Lots of questions this time of year. The snow is melting fast enough so that most now believe this really is spring. Having noticed, they ask things like: "Is this a good time to trim up trees and shrubs?"
Actually, this is a really bad time to trim most stuff outside, in my humble opinion. A little earlier when the temperatures reliably stayed below freezing would have been fine, but it is too late now that temperatures are hitting the mid 30s during the daytime.
Prune now and not only are you going to miss the greenery so badly needed (and in the case of lilacs, their flowers this year), but you risk dripping sap from the cut. What this means is that during the days when temperatures are above 32, water is flowing from the roots up into the branches (through the xylem tubes). This time of year, sugars stored in the roots as starch are transported up with water.
Xylem tissue cannot repair itself and just drip sap. Later in the season these sugars run in the phloem which can actually shut itself off. Cut a branch or limb this time of year this xylem sap flows out. It can be messy, especially when you are dealing with a birch. (Birch syrup, anyone?) Hold off until after things have leafed out and the phloem takes over carrying the sugars.
Next, what about those emerging bulbs that were caught by the snows? Are they going to make it?
Fortunately, there is no cause to worry about bulbs that were up. These all have antifreeze systems that protect them from frosts. If they had been in flower, however, things would be different. And, depending on break-up, it may be different for the bulbs that have not appeared yet. A long break-up tends to result in lots of rotted bulbs.
One reader asked if it was possible to grow a bigger dinner plate dahlia or tuberous begonia flower by not pinching back these plants back this time of year. Is this true?

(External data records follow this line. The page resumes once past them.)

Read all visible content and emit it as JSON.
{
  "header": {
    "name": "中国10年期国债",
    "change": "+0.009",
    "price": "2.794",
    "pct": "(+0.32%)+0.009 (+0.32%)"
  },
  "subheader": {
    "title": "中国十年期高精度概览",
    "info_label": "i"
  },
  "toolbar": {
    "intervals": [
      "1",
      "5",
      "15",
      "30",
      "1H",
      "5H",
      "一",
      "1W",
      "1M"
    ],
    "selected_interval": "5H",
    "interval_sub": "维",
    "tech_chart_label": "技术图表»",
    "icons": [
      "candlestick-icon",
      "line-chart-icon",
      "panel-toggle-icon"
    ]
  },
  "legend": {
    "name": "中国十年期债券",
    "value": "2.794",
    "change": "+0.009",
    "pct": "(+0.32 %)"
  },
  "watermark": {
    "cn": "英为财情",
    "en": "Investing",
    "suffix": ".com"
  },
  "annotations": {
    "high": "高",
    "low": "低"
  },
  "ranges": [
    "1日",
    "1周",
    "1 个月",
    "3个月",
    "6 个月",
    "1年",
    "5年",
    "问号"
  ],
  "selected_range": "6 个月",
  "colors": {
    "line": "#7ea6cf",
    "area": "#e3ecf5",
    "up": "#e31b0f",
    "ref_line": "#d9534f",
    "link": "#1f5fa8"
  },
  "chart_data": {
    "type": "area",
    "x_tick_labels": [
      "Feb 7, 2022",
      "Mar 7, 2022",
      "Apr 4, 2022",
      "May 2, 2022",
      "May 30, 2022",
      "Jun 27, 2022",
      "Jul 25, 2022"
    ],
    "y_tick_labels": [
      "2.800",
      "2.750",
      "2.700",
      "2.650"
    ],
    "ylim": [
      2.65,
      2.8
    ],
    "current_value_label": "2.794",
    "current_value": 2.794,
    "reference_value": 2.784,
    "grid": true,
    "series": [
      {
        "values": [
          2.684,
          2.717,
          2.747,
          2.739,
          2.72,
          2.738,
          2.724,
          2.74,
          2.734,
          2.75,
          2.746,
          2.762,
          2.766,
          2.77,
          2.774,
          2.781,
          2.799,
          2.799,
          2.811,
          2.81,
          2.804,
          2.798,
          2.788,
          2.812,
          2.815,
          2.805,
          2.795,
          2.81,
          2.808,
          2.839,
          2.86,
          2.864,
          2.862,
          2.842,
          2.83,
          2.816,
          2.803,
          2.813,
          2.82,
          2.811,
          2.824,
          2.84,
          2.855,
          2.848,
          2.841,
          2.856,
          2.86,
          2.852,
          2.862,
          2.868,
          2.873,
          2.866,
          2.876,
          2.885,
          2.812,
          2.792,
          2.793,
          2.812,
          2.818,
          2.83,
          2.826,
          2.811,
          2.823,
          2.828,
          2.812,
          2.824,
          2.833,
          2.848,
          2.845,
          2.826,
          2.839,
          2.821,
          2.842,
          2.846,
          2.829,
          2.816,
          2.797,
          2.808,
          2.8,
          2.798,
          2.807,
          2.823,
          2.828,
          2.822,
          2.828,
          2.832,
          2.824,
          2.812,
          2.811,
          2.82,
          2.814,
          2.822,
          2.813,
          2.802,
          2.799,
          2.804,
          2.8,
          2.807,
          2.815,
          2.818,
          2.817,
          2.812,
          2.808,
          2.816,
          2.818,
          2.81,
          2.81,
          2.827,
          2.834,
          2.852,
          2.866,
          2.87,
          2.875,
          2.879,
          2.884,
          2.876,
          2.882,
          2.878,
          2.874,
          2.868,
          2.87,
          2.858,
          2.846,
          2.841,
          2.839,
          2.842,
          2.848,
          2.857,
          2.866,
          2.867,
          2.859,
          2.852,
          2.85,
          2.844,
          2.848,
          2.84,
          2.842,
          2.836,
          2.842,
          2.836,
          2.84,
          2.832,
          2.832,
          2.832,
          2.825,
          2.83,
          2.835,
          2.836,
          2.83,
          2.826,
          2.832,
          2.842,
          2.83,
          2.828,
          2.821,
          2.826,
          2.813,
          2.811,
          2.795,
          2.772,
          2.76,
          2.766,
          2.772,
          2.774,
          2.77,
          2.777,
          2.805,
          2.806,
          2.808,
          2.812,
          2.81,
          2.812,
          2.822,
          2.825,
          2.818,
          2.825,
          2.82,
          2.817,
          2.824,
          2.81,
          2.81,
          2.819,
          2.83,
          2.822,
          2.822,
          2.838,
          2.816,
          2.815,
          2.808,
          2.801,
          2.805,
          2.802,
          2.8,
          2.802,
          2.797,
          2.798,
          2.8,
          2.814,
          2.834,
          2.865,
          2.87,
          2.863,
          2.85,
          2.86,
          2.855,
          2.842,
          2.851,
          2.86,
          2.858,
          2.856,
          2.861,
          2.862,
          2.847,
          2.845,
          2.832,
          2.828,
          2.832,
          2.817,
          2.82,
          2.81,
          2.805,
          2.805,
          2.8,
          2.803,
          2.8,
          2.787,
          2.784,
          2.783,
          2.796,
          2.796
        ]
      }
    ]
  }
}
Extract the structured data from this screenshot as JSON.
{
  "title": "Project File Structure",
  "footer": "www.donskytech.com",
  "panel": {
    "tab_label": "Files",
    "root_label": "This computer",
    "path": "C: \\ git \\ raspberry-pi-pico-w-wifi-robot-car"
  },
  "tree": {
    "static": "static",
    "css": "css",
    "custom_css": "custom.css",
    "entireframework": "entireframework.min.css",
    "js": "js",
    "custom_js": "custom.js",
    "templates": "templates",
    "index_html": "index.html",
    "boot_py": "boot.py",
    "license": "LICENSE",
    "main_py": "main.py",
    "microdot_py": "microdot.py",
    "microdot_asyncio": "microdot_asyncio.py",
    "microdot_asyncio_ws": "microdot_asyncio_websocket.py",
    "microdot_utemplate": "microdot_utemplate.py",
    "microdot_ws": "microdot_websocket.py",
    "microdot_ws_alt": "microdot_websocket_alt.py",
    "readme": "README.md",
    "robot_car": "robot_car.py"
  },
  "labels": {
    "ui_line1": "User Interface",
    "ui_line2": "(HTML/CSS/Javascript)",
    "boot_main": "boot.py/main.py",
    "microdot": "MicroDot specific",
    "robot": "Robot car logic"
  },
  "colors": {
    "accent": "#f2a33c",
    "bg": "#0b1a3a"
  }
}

In my experience it is partially true. You can grow Alaska Fair-size begonia and dahlia flowers by not pinching back the plants. However, you do need to pinch back all but one or two of the flower buds so that you limit the number of blooms into which all that plant can put its energy. Its a risky venture if those one or two flowers get damaged.
Several folks have asked about those pesky little flies. It must be going around. The question is how to get rid of the fungus gnats that seem to love their compost starter mix.
Fungus gnats are annoying, but they won't hurt the crop. Still, a hit of AzaMax or other neem oil-based insecticide will help. So will checking your watering habits. If you let the top of the soil dry out in between waterings, they should abate. Air circulation will also reduce numbers, but don't dry out the plants.
My favorite question this week -- and I think it was to settle a debate between spouses -- was whether it matters if the temperature used to water plants is warm or cold. This was a divided family.
From a scientific point of view, warm water is best for your soil. For one thing, nitrogen-fixing bacteria (and there are plenty in your potting mix) and the kinds of other microbes that help plants grow and improve soil structure do best around 70 to 75 degrees. Alaskan tap water can be as low as 38, especially if it is from a well.
Not to take sides in the fight, but getting warmer water to house plants is easy. You can turn the tap for warmer water or let cold water sit at room temperature. It's a bit more difficult to get it to the right temperate water to plants outdoors. It's worth contemplating, however.
Finally, how deep can you transplant a tomato?
This last question is a timely one. Now is the time to start thinking about transplanting tomatoes, either plants purchased or started at home. Tomato stems and leaf sites (sans leaves) will develop roots if buried. You can bury plants as deep as you want provided one set of true leaves remains above ground. This first transplant is a good one to "bury deep" so your tomato plants will have a good foundation of roots for the season.
Join Jeff Lowenfels at "The Garden Party," 10 a.m.-noon on Saturdays on KBYR AM 700.
START: DAHLIAS, SCHIZANTHUS, NIGELLA, PHLOX, NEMESIA, MARIGOLDS, NASTURTIUMS.
NURSERIES: VISIT AND BUY
PEONIES IN ALASKA: JULIE RILEY FROM COOPERATIVE EXTENSION WILL TALK ABOUT GROWING PEONIES IN ALASKA AT 10 A.M. ON APRIL 20 AT ALASKA MILL AN FEED. THE CLASS IS FREE, BUT PLEASE CALL TO REGISTER, 276-6016.
UNIQUE PERENNIALS IN ALASKA: LOCAL ARTIST AND AWARD-WINNING GARDENER AYSE GILBERT WILL PRESENT INTERESTING AND UNUSUAL PLANTS TIPS ON TENDING A HEALTHY, NATURAL GARDEN AT 10 A.M. ON APRIL 27 AT ALASKA MILL AND FEED. THE CLASS IS FREE, BUT PLEASE CALL TO REGISTER, 276-6016.